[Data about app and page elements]
▬▬▬▬▬▬
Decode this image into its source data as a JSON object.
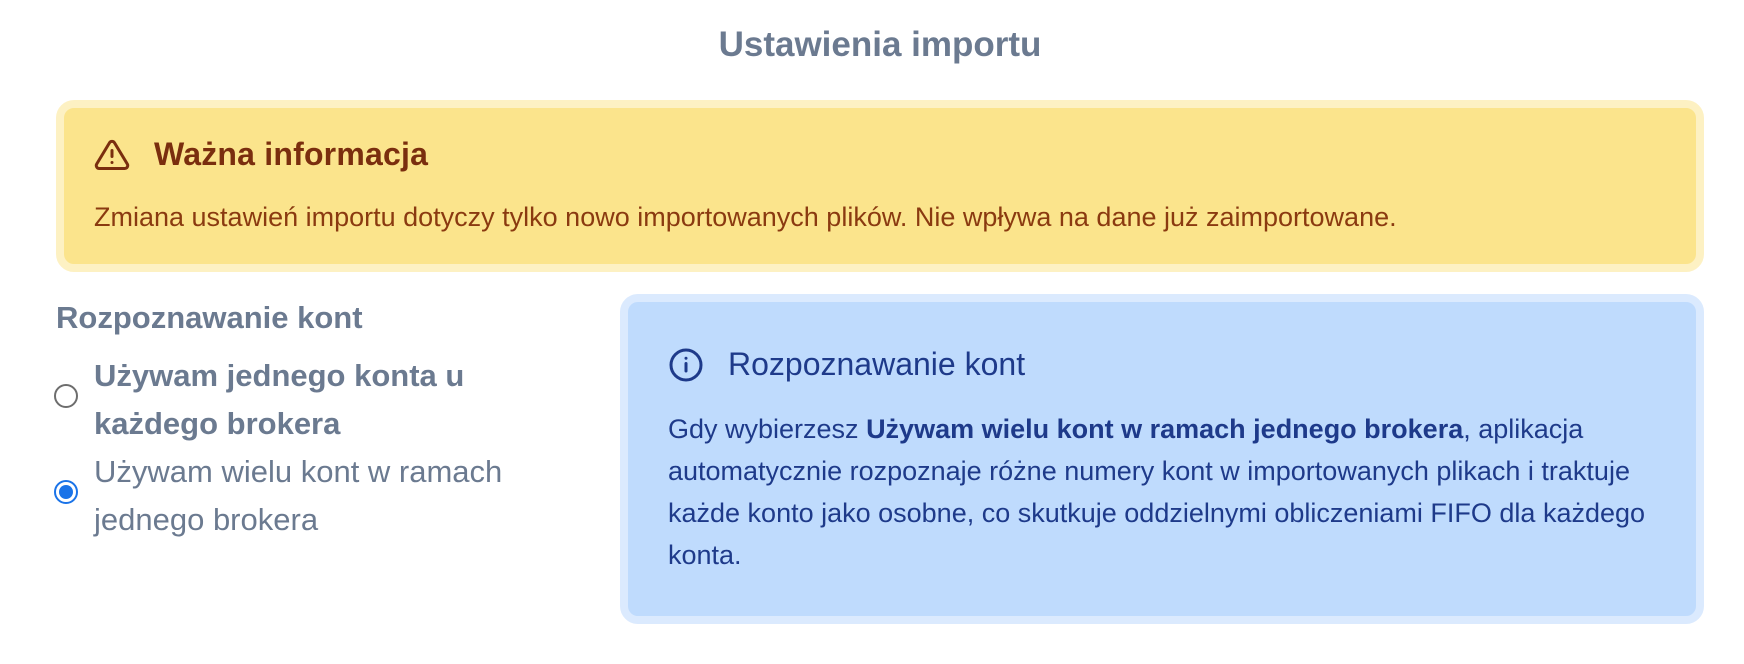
{
  "page": {
    "title": "Ustawienia importu"
  },
  "warning": {
    "icon": "warning-triangle-icon",
    "title": "Ważna informacja",
    "text": "Zmiana ustawień importu dotyczy tylko nowo importowanych plików. Nie wpływa na dane już zaimportowane.",
    "colors": {
      "background": "#fbe48c",
      "border": "#fdf1c3",
      "title": "#7a2e0e",
      "text": "#8a3a10"
    }
  },
  "account_recognition": {
    "label": "Rozpoznawanie kont",
    "selected_index": 1,
    "options": [
      {
        "label": "Używam jednego konta u każdego brokera",
        "selected": false
      },
      {
        "label": "Używam wielu kont w ramach jednego brokera",
        "selected": true
      }
    ],
    "accent_color": "#1a73e8"
  },
  "info": {
    "icon": "info-circle-icon",
    "title": "Rozpoznawanie kont",
    "text_before": "Gdy wybierzesz ",
    "text_bold": "Używam wielu kont w ramach jednego brokera",
    "text_after": ", aplikacja automatycznie rozpoznaje różne numery kont w importowanych plikach i traktuje każde konto jako osobne, co skutkuje oddzielnymi obliczeniami FIFO dla każdego konta.",
    "colors": {
      "background": "#bfdbfd",
      "border": "#dbeafe",
      "text": "#1e3a8a"
    }
  }
}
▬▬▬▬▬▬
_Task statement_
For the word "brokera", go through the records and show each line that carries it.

_Answer box_
        "label": "Używam jednego konta u każdego brokera",
        "label": "Używam wielu kont w ramach jednego brokera",
    "text_bold": "Używam wielu kont w ramach jednego brokera",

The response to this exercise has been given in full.